If proceedings for support of terrorism are commenced against a foreign state that is set out on the list, the subsequent removal of the foreign state from the list does not have the effect of restoring the state’s immunity from the jurisdiction of a court in respect of those proceedings or any related appeal or enforcement proceedings.
Honourable senators, this shows that we can change bills and that we can make differences for Canadians. However, there are many more improvements that still need to be made to this bill. Our committee heard from a number of witnesses last week who raised some very important concerns. We need to give these concerns proper consideration.
For example, our committee was advised by David Quayat and Hilary Young very clearly that, under our federalism the constitutional division of powers creating causes of actions is generally a provincial power. My concern is that we are raising the expectations of victims of terrorist acts and, when they finally sue the person who has caused them harm, they may find that they will not be as successful and they may be once again let down.

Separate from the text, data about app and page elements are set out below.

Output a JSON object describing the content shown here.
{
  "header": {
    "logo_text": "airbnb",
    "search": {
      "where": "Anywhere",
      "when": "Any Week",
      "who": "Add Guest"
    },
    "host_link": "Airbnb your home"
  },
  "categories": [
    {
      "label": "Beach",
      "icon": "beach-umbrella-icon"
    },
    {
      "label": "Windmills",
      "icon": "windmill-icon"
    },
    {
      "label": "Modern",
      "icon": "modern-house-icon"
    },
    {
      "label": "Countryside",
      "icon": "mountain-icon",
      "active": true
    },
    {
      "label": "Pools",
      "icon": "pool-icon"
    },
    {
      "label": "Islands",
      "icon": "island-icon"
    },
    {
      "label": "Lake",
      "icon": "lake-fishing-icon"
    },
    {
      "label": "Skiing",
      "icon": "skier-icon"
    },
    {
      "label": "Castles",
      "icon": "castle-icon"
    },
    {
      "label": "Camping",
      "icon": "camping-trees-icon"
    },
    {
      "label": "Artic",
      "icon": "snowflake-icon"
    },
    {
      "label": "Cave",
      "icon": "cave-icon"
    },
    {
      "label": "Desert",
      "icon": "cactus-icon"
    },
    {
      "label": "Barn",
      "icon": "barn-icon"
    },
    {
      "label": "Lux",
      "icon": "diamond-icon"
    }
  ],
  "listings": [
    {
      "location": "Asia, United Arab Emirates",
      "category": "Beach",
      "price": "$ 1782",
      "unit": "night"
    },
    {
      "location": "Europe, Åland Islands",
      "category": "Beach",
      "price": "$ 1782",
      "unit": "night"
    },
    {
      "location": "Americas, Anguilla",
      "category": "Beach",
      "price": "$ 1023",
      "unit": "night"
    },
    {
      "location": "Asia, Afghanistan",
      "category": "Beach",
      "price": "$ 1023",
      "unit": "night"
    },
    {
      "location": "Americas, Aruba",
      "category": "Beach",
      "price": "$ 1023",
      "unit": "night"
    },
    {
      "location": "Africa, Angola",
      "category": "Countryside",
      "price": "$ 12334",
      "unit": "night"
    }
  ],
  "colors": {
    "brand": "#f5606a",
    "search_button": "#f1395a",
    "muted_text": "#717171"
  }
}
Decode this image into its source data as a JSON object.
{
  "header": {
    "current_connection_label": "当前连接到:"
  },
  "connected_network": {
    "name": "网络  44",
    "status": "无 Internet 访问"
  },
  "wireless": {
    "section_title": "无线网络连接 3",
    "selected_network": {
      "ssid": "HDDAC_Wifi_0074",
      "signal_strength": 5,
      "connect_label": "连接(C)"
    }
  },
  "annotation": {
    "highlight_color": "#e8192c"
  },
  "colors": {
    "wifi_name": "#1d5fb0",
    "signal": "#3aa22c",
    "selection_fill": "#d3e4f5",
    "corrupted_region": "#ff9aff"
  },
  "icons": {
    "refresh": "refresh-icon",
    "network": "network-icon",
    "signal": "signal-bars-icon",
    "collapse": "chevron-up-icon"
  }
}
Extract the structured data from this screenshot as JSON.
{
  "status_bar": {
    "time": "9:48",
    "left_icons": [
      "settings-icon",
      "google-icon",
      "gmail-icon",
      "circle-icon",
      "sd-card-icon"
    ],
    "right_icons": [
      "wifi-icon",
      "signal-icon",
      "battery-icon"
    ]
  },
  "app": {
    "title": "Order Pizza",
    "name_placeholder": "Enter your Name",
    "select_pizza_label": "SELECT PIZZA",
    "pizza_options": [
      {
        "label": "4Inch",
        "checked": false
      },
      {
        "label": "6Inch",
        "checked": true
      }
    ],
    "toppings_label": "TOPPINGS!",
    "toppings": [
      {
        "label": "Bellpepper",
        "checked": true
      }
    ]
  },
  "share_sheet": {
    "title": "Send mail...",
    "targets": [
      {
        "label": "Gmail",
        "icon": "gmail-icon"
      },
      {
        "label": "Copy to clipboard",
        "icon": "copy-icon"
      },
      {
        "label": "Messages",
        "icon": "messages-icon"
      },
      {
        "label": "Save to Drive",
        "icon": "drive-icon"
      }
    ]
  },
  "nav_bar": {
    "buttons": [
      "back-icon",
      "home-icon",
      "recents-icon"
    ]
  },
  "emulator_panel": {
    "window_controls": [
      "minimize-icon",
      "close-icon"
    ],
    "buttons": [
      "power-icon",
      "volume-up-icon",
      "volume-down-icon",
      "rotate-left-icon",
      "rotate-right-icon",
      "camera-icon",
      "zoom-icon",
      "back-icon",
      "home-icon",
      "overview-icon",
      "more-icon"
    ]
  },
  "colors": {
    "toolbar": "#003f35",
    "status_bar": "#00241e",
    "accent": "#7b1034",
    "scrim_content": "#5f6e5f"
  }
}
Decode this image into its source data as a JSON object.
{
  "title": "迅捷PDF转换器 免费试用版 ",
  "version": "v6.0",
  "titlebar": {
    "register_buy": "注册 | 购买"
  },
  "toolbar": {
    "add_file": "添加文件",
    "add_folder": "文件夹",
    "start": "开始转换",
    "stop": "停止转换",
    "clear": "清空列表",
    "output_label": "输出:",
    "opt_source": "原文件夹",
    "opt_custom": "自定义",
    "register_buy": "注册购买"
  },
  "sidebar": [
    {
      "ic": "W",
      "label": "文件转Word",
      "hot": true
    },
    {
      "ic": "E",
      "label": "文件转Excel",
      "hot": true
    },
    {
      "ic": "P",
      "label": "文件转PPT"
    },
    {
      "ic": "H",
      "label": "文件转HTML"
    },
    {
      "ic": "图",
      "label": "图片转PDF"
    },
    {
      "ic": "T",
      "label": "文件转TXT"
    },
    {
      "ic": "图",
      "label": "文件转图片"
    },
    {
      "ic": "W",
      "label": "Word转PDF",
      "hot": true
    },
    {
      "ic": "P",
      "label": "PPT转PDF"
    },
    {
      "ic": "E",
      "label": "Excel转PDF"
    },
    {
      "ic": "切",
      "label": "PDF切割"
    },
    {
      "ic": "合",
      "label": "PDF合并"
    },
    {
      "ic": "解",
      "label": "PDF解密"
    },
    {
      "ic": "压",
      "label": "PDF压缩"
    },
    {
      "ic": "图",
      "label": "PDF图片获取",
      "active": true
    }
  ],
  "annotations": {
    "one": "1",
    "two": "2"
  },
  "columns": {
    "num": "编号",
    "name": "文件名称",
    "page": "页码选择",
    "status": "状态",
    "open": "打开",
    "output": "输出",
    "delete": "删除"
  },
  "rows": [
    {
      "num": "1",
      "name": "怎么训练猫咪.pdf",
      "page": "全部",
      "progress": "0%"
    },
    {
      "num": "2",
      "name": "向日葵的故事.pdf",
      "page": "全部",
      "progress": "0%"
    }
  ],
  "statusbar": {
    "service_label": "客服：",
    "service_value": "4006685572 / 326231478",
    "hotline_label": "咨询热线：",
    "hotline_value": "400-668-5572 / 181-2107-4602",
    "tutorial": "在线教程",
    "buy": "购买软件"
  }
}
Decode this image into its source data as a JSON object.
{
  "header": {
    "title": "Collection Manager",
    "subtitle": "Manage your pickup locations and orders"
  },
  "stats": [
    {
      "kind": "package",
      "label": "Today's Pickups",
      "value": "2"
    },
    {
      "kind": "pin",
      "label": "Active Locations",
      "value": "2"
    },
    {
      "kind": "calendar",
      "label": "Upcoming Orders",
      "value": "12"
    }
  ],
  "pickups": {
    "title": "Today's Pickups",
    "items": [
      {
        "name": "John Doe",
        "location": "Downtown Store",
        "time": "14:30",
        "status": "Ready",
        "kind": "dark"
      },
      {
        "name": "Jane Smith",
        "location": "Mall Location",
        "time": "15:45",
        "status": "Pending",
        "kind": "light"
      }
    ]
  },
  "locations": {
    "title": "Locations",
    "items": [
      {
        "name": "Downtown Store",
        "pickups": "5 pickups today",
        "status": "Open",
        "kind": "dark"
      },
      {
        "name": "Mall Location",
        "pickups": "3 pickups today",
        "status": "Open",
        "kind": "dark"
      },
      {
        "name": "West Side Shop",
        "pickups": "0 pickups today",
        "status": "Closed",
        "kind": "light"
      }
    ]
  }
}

Another act that is of particular concern to me is the Immigration and Refugee Protection Act. This bill will allow immigration officers to refuse work permits for foreign nationals deemed to be at risk of exploitation based upon ministerial instructions — a very laudable thing. This amendment is meant to prevent trafficking, abuse and exploitation of vulnerable immigrants, especially women. However, the components of this bill are also very troubling.
For example, under this bill, an employer applies to Human Resources and Skills Development Canada for a labour market opinion setting out that there is no one in Canada that can do the job. The employer is then granted permission to bring a foreign employee in on a work permit. The challenge I have with this provision, one that I would like to have debated, is why, then, is the employee denied the work permit?
In my opinion, if we are trying to protect vulnerable people, especially women, the fairer situation would be to stop the root of the problem and stop the employers from obtaining labour market opinions to hire the employees in the first place, rather than once the work permit has been given.